The Red, White, and World Cup Blues
Without the United States, without the red-white-and-blue face-paint, without the bond of shared experience, you might be thinking the World Cup won’t be much fun to watch this year. I’m here to tell you that couldn’t be further from the truth.
First, though, I should say that I hear your disappointment about the US Men’s National team, because missing the tournament is worsened by the team itself causing this. There’s no selection committee to blame, just one of the worst performances in the squad’s history on a warm October night against Trinidad and Tobago. But now you have two options: Pout and leave the TV off or embrace one of the world’s greatest sporting events and allow yourself the chance to realize maybe, just maybe, it’s OK the US didn’t make it.
Soccer’s quadrennial crown jewel kicks off in Russia on Thursday with the hosts playing Saudi Arabia at 11 a.m. Eastern. While you might not have much invested in either of those two teams, it will feature our first look at how Vladimir Putin’s government will stage this tournament at a time when the global community’s relationship with the country seem more fraught than ever.
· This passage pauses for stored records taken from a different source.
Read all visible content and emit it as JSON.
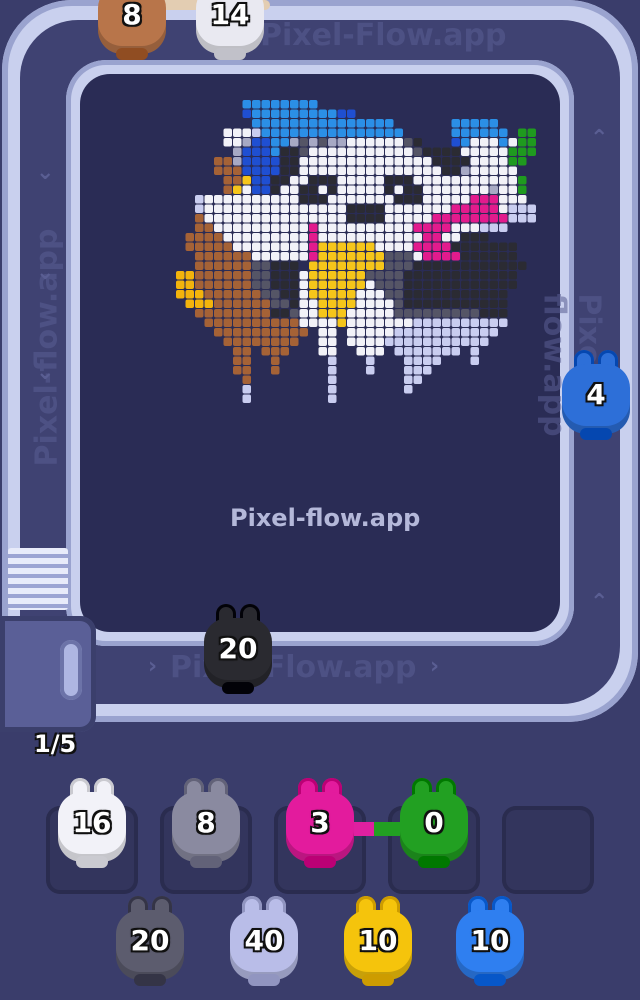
{
  "watermark_center": "Pixel-flow.app",
  "watermark_track": "Pixel-Flow.app",
  "watermark_side": "Pixel-flow.app",
  "progress": "1/5",
  "top_bunnies": [
    {
      "count": "8",
      "color": "#b8754a"
    },
    {
      "count": "14",
      "color": "#e9e9f1"
    }
  ],
  "track_bunnies": [
    {
      "count": "20",
      "color": "#2a2a30"
    },
    {
      "count": "4",
      "color": "#2d6fd8"
    }
  ],
  "slots": [
    {
      "count": "16",
      "color": "#f2f2f8"
    },
    {
      "count": "8",
      "color": "#8a8aa0"
    },
    {
      "count": "3",
      "color": "#e31b9d"
    },
    {
      "count": "0",
      "color": "#22a022"
    },
    {
      "count": "",
      "color": ""
    }
  ],
  "queue": [
    {
      "count": "20",
      "color": "#5c5c6e"
    },
    {
      "count": "40",
      "color": "#b9bde8"
    },
    {
      "count": "10",
      "color": "#f5c40c"
    },
    {
      "count": "10",
      "color": "#2f7ff0"
    }
  ],
  "pixel_palette": {
    "b": "#2b8fe6",
    "B": "#1f4fd1",
    "w": "#f2f2f8",
    "g": "#a7a9c4",
    "d": "#555566",
    "k": "#2b2b33",
    "y": "#f6c61a",
    "m": "#e21b8d",
    "n": "#a56236",
    "o": "#f3b40c",
    "G": "#1f9a1f",
    "l": "#c9cdf0",
    "s": "#8c8ea8"
  },
  "pixel_rows": [
    "...........bbbbbbbb.......................",
    "...........BbbbbbbbbbBB...................",
    "............bbbbbbbbbbbbbbb......bbbbb....",
    ".........wwwlbbbbbbbbbbbbbbb.....bbbbbb.GG",
    ".........wwgBBbbgdgdggwwwwwwdk...BbwwwbwGG",
    "..........gBBBbkkdwwwwwwwwwwwdkkkkwwwwwGGG",
    "........nngBBBBkkwwwwwwwwwwwwwwkkkkwwwwGG.",
    "........nnnBBBBkkwwwwwwwwwwwwwwwkkgwwwww..",
    ".........nnyBBkkwwkkkwwwwwkkkwwwwwwwwwwwG.",
    ".........nywBBkwwkkwkwwwwwkwkkwwwwwwwgwwG.",
    "......lwwwwwwwwwwkkkwwwwwwwkkkwwwwwmmmwww.",
    "......lwwwwwwwwwwwwwwwkkkkwwwwwwwmmmmmwlll",
    "......nwwwwwwwwwwwwwwwkkkkwwwwwmmmmmmmmlll",
    "......nnwwwwwwwwwwmwwwwwwwwwwmmmmwwwlll...",
    ".....nnnnwwwwwwwwwmwwwwwwwwwwwmmwwkkk.....",
    ".....nnnnnwwwwwwwwmyyyyyywwwwmmmmkkkkkkk..",
    "......nnnnnnwwwwwwmyyyyyyydddwmmmmkkkkkk..",
    "......nnnnnnddkkk.yyyyyyyydddkkkkkkkkkkkk.",
    "....oonnnnnnddkkkwyyyyyyddddkkkkkkkkkkkk..",
    "....oonnnnnnddkkkwyyyyyywdddkkkkkkkkkkkk..",
    "....ooonnnnnnddkkwyyyyywwwddkkkkkkkkkkk...",
    ".....ooonnnnnnddkwwyyyywwwwdkkkkkkkkkkk...",
    "......nnnnnnnnkkdwwyyywwwwwdddddddddkkk...",
    ".......nnnnnnnnnnwwwwywwwwwwwllllllllll...",
    "........nnnnnnnnnn.ww.wwwwwlllllllllll....",
    ".........nnnnnnnn..ww.wwwwlllllllllll.....",
    "..........nn.nnn...ww..www.lllllll.l......",
    "..........nn..n.....l...l...llll...l......",
    "..........nn..n.....l...l...lll...........",
    "...........n........l.......ll............",
    "...........l........l.......l.............",
    "...........l........l......................"
  ]
}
The intrigue on the field might be even thicker, with all-time greats Lionel Messi and Cristiano Ronaldo playing with their legacies on the line, with Egyptian megastar Mohamed Salah poised to break out, with the question swirling about who can take down the mighty Germans and with so many more potential threads.
The US missing the tournament is freeing, because now you can enjoy those storylines.
Think about clicking on the TV and settling in. Now, you have no allegiance, no nationalism that colors every way you watch other international tournaments. You can appreciate the beautiful game in search of something more than a matchup breaking the right way for the US.
Consider the field from which you can pick any team. And I mean any team. If Israelis can overwhelmingly support Germany, you can put aside whatever petty beef you have with some other country.
Think about it: There’s the no nonsense Brits who set up attacks quickly and love a good long ball over the defense. There’s the creative Brazilians who play offense like a divine conductor is directing their runs. There’s the methodical Mexicans who dribble and short pass a defense to death until their crafty forwards can innovate an on-net chance. And those are just three styles!
Imagine everything you don’t know about the 29 other teams—and their hundreds of players! — in the World Cup which play a specific dynamic of soccer you might’ve never seen. There are so many possibilities, and the only way to find out is to watch. Or read tomorrow’s newsletter, where I make the case for one country I think you absolutely need to root for.